It’s hard to pinpoint exactly where the human impulse to judge one another comes from. Though it’s definitely there. People even have special terms for it these days like “mom shaming” (the criticism that some people have for mothers about parenting decisions that differ from the choices that the “shamer” would make.) Interesting that we don’t hear about “dad shaming,” though that right there may show our judgments about the roles that we think mothers should have in families versus fathers on a societal level.
As families have had to make difficult decisions about school for their children this year, the judgments may have even been more intense than usual. Families are attempting to make decisions that are best for their particular situation. And we would do well to remember that these decisions are complicated and possibly even painful for people to make in these scary and anxiety producing pandemic days.
Social media has made it easier to stay connected and to judge one another because our lives may be out there on a different level for people to see and comment about what they see. People may even be eager to share their opinions about our choices and our lives. Though it’s also worth noting that social media is often an idealized presentation of peoples’ lives because people share what they choose to share. An image is presented to the world that is an image that person on social media platforms wants to present. Celebrities sometimes even have teams of people who manage their social media presence to present an image of themselves to their fans and the world. Maybe people share when they wake up with a bad hair day. Or more seriously, people may share when they are going through a health crisis or having trouble in their marriage (and other difficult personal situations) on Twitter, Facebook, Instagram, or TikTok. Though if people share those harder moments in life openly, perhaps they will be judged for oversharing!

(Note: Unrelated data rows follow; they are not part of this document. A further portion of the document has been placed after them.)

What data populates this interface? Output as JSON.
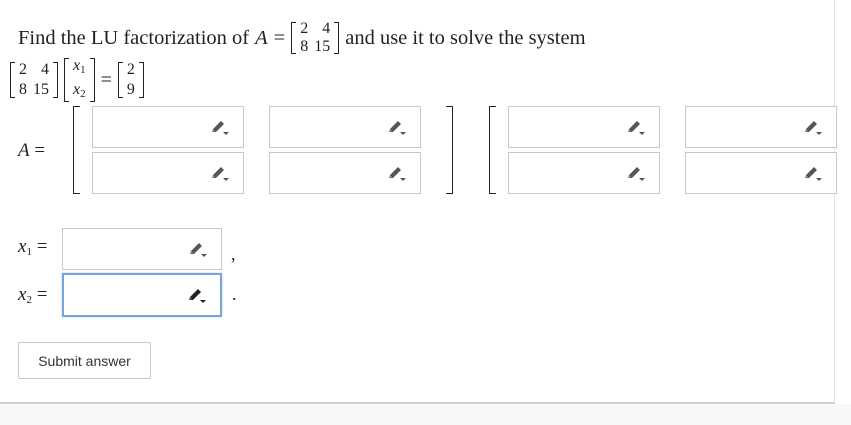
{
  "problem": {
    "intro": "Find the LU factorization of",
    "matrix_symbol": "A",
    "equals": "=",
    "matrix_a": [
      [
        "2",
        "4"
      ],
      [
        "8",
        "15"
      ]
    ],
    "tail": "and use it to solve the system"
  },
  "system": {
    "coeff": [
      [
        "2",
        "4"
      ],
      [
        "8",
        "15"
      ]
    ],
    "vars": [
      {
        "sym": "x",
        "sub": "1"
      },
      {
        "sym": "x",
        "sub": "2"
      }
    ],
    "equals": "=",
    "rhs": [
      "2",
      "9"
    ]
  },
  "lu": {
    "label_symbol": "A",
    "label_equals": "=",
    "l_fields": [
      "",
      "",
      "",
      ""
    ],
    "u_fields": [
      "",
      "",
      "",
      ""
    ]
  },
  "solution": {
    "x1": {
      "sym": "x",
      "sub": "1",
      "equals": "=",
      "value": "",
      "punct": ","
    },
    "x2": {
      "sym": "x",
      "sub": "2",
      "equals": "=",
      "value": "",
      "punct": "."
    }
  },
  "submit_label": "Submit answer",
  "icons": {
    "field_edit": "pencil-icon"
  },
  "colors": {
    "focus_border": "#79a5d6",
    "field_border": "#c8c8c8"
  }
}
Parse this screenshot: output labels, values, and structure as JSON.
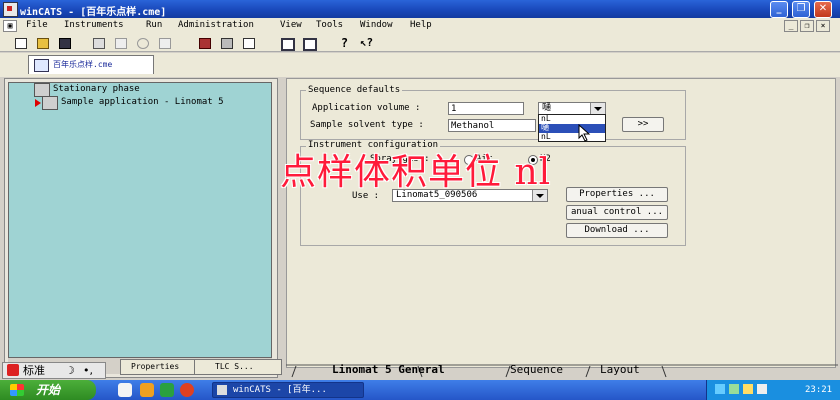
{
  "window": {
    "title": "winCATS - [百年乐点样.cme]",
    "minimize": "_",
    "restore": "❐",
    "close": "✕"
  },
  "menu": [
    "File",
    "Instruments",
    "Run",
    "Administration",
    "View",
    "Tools",
    "Window",
    "Help"
  ],
  "toolbar": {
    "icons": [
      "new-icon",
      "open-icon",
      "save-icon",
      "copy-doc-icon",
      "paste-doc-icon",
      "refresh-icon",
      "report-icon",
      "instrument-icon",
      "print-icon",
      "print-preview-icon",
      "window-icon",
      "layout-icon",
      "help-icon",
      "context-help-icon"
    ]
  },
  "doc_tab": {
    "label": "百年乐点样.cme"
  },
  "tree": {
    "items": [
      {
        "label": "Stationary phase"
      },
      {
        "label": "Sample application - Linomat 5"
      }
    ]
  },
  "left_tabs": [
    "Properties",
    "TLC S..."
  ],
  "sequence_defaults": {
    "title": "Sequence defaults",
    "application_volume_label": "Application volume :",
    "application_volume_value": "1",
    "unit_selected": "嗵",
    "unit_options": [
      "nL",
      "嗵",
      "nL"
    ],
    "solvent_label": "Sample solvent type :",
    "solvent_value": "Methanol",
    "more_button": ">>"
  },
  "instrument_config": {
    "title": "Instrument configuration",
    "spray_gas_label": "Spray gas :",
    "air_label": "Air",
    "n2_label": "N2",
    "use_label": "Use :",
    "use_value": "Linomat5_090506",
    "properties_button": "Properties ...",
    "manual_button": "anual control ...",
    "download_button": "Download ..."
  },
  "overlay_caption": "点样体积单位 nl",
  "bottom_tabs": [
    "Linomat 5 General",
    "Sequence",
    "Layout"
  ],
  "taskbar": {
    "start": "开始",
    "task": "winCATS - [百年...",
    "clock": "23:21",
    "ime": "标准"
  }
}
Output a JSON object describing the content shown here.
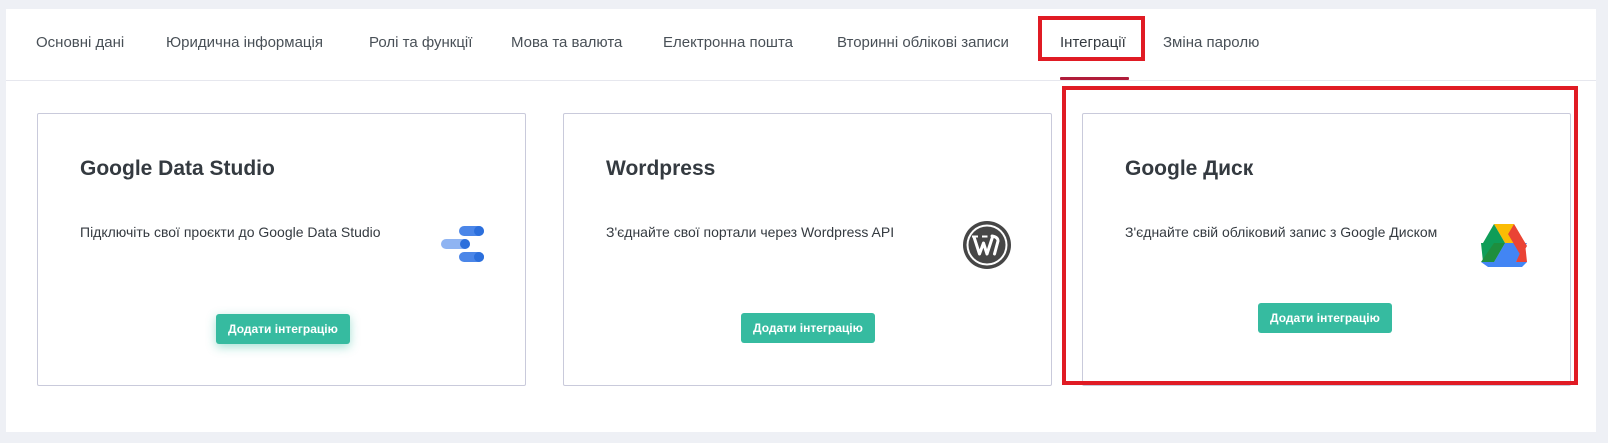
{
  "tabs": [
    {
      "label": "Основні дані"
    },
    {
      "label": "Юридична інформація"
    },
    {
      "label": "Ролі та функції"
    },
    {
      "label": "Мова та валюта"
    },
    {
      "label": "Електронна пошта"
    },
    {
      "label": "Вторинні облікові записи"
    },
    {
      "label": "Інтеграції",
      "active": true
    },
    {
      "label": "Зміна паролю"
    }
  ],
  "cards": [
    {
      "title": "Google Data Studio",
      "description": "Підключіть свої проєкти до Google Data Studio",
      "icon": "google-data-studio-icon",
      "button_label": "Додати інтеграцію"
    },
    {
      "title": "Wordpress",
      "description": "З'єднайте свої портали через Wordpress API",
      "icon": "wordpress-icon",
      "button_label": "Додати інтеграцію"
    },
    {
      "title": "Google Диск",
      "description": "З'єднайте свій обліковий запис з Google Диском",
      "icon": "google-drive-icon",
      "button_label": "Додати інтеграцію"
    }
  ],
  "colors": {
    "accent_button": "#36bba0",
    "active_tab_underline": "#b01d3a",
    "highlight_box": "#e01b24"
  }
}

No matter what we do (or don’t do), we will be judged and we often judge one another if we’re honest about it. Perhaps that is what can give us peace of mind. We will be judged. We will judge one another. Call it human nature or the way that sin plays out in our lives when we separate from one another and from being the person that God is calling us to be. Though only God is the ultimate judge. Paul reminded the early Church in Rome of that when he wrote, “But why do you judge your brother or sister?” “We all will stand in front of the judgment seat of God” and “whether we live or die, we belong to God.”
So we can let the inevitable criticisms roll off our backs. We can even be a bit gentler with our judgment of one another when we catch ourselves doing so. Maybe that’s where some freedom can be found. It can give us peace of mind that the impulse to judge one another isn’t anything new. Though at the end of the day let’s remember that we belong to God—all of us. Every single person belongs to God. And thanks be to God for that. Amen.
 Romans 14:2-3, Common English Bible.
 Romans 14:5.
 “Romans Introduction” in The CEB Study Bible with Apocrypha, 275-276 NT.
 Romans 14:10 and 8.